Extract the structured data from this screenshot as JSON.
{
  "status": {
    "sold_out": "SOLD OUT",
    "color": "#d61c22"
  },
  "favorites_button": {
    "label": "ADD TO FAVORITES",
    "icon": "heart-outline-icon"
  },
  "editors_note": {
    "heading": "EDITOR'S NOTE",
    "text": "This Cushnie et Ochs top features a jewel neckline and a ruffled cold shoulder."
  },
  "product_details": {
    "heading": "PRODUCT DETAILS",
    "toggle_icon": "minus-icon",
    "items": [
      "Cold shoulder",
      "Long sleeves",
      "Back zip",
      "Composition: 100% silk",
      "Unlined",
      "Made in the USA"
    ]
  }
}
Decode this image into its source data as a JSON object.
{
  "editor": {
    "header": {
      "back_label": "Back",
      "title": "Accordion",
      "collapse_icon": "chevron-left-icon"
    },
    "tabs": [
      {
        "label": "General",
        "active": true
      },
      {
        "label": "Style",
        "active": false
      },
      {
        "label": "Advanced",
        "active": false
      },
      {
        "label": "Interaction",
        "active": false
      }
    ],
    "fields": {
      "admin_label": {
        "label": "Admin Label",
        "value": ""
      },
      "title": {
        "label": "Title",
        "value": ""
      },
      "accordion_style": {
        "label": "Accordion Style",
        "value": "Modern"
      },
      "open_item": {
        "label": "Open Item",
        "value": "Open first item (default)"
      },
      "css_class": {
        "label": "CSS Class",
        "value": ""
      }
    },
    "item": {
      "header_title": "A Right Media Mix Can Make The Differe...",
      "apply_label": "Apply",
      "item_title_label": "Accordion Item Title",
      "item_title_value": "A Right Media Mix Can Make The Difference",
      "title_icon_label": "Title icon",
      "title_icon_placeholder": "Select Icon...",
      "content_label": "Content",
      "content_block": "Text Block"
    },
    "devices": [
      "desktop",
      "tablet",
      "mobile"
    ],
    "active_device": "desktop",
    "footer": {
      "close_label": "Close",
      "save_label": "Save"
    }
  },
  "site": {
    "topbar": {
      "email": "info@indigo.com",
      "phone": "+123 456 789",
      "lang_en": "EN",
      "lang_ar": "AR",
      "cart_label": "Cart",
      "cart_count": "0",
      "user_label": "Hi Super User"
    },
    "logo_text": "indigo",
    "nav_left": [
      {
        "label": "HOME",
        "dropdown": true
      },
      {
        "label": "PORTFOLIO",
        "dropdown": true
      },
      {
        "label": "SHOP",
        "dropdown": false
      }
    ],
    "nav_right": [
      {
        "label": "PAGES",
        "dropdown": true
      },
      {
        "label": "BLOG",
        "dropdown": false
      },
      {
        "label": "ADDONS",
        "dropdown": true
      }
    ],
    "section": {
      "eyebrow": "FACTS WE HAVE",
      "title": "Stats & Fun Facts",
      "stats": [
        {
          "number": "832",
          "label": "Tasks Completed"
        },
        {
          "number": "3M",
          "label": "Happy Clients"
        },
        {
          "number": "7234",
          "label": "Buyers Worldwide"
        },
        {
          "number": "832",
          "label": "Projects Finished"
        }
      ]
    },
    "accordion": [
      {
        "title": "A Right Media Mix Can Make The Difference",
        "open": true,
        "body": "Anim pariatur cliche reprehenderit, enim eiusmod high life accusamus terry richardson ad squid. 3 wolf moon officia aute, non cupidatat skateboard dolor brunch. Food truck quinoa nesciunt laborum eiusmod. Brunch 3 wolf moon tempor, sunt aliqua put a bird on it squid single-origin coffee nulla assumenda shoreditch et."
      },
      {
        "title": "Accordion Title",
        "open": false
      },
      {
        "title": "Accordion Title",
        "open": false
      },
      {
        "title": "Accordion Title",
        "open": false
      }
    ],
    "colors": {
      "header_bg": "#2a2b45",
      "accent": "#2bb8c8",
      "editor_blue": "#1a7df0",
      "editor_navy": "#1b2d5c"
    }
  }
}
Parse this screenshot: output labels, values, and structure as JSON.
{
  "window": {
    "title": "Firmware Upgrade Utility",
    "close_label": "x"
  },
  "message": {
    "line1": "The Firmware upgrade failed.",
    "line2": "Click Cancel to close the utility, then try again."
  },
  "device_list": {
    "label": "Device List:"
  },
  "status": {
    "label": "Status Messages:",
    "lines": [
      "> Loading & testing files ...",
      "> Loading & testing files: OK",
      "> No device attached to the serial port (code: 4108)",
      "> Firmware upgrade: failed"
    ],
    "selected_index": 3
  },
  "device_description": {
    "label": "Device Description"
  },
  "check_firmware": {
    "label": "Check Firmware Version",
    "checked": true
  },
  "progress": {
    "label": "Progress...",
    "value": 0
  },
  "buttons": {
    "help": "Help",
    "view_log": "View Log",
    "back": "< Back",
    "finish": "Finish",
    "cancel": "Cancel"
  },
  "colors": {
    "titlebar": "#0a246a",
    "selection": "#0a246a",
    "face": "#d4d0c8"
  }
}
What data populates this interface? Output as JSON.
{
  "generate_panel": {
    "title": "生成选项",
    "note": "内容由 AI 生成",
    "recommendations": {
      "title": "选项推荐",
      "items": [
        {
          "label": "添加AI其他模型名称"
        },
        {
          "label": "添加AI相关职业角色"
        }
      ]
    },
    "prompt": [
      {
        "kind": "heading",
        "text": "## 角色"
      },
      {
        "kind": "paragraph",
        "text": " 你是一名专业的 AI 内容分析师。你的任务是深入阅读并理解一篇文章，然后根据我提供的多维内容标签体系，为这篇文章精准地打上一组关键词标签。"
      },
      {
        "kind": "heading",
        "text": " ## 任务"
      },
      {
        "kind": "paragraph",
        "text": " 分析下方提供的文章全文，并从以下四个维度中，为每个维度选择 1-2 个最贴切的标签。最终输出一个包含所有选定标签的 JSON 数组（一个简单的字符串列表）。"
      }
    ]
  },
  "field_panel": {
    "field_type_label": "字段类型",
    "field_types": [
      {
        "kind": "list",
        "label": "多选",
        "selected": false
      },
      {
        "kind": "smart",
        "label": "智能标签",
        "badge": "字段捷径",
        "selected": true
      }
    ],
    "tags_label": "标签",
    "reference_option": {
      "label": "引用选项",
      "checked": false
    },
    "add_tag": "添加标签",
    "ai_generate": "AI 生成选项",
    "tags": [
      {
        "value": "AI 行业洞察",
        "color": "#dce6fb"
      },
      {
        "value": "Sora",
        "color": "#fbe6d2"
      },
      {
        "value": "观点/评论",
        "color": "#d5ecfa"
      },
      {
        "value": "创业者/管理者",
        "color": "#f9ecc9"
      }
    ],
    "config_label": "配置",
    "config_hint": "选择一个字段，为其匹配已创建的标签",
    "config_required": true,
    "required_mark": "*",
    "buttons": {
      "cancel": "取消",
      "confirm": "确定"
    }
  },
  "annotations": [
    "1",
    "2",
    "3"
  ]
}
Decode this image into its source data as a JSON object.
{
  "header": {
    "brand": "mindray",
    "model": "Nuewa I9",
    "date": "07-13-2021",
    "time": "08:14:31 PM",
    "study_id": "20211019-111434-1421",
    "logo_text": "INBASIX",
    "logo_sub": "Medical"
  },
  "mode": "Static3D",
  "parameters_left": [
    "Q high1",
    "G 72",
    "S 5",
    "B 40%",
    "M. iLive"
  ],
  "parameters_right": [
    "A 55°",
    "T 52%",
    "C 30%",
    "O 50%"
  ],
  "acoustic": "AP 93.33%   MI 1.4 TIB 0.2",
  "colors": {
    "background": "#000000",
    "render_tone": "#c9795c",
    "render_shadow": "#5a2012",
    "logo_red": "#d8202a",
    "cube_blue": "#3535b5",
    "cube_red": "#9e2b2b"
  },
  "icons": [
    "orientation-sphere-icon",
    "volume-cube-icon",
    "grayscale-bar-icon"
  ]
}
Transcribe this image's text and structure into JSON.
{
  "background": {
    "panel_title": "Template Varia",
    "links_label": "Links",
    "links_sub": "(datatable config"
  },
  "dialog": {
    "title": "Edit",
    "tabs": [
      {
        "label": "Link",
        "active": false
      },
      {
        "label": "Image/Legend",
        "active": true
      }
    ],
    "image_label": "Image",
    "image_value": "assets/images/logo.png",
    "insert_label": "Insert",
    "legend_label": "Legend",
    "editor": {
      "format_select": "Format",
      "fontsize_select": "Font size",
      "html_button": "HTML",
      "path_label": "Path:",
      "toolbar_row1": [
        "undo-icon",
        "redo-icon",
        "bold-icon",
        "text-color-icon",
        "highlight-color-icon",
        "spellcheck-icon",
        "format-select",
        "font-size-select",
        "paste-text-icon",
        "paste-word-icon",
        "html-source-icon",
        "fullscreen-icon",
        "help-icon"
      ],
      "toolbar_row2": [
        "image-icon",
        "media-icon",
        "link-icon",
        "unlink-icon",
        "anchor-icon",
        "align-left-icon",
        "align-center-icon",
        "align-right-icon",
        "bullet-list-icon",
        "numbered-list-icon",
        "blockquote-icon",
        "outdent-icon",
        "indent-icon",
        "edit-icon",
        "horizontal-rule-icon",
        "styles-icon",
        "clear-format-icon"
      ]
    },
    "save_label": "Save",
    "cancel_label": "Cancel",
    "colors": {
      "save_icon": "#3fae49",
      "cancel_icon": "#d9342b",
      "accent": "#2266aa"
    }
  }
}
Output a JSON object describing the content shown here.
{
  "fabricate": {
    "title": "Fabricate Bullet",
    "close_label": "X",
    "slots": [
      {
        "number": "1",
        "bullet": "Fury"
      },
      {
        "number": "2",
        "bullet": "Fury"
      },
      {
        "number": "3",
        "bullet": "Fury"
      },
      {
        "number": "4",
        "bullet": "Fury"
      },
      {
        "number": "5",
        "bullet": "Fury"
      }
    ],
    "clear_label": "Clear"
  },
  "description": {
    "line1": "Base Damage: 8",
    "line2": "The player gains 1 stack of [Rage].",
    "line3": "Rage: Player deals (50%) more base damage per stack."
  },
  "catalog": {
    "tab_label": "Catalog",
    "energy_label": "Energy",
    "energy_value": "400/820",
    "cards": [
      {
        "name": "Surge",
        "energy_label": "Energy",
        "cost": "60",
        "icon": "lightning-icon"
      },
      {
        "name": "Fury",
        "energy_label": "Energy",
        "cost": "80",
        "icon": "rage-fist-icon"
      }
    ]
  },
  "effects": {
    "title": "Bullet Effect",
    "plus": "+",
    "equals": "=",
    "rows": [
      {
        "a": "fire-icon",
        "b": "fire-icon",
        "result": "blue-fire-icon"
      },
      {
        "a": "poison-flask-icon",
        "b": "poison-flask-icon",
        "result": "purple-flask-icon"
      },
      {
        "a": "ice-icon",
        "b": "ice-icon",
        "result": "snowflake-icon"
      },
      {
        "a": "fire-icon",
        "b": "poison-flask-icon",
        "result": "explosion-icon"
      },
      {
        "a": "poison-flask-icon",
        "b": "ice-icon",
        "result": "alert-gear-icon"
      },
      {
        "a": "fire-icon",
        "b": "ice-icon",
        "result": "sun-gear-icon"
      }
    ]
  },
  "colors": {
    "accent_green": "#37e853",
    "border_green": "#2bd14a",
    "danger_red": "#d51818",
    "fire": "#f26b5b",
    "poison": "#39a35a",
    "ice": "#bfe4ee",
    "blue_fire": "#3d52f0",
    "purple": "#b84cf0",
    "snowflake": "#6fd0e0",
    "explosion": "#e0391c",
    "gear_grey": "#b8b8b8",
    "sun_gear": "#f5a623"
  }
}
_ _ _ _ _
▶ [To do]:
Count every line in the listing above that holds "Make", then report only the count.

▶ [Output of the task]:
3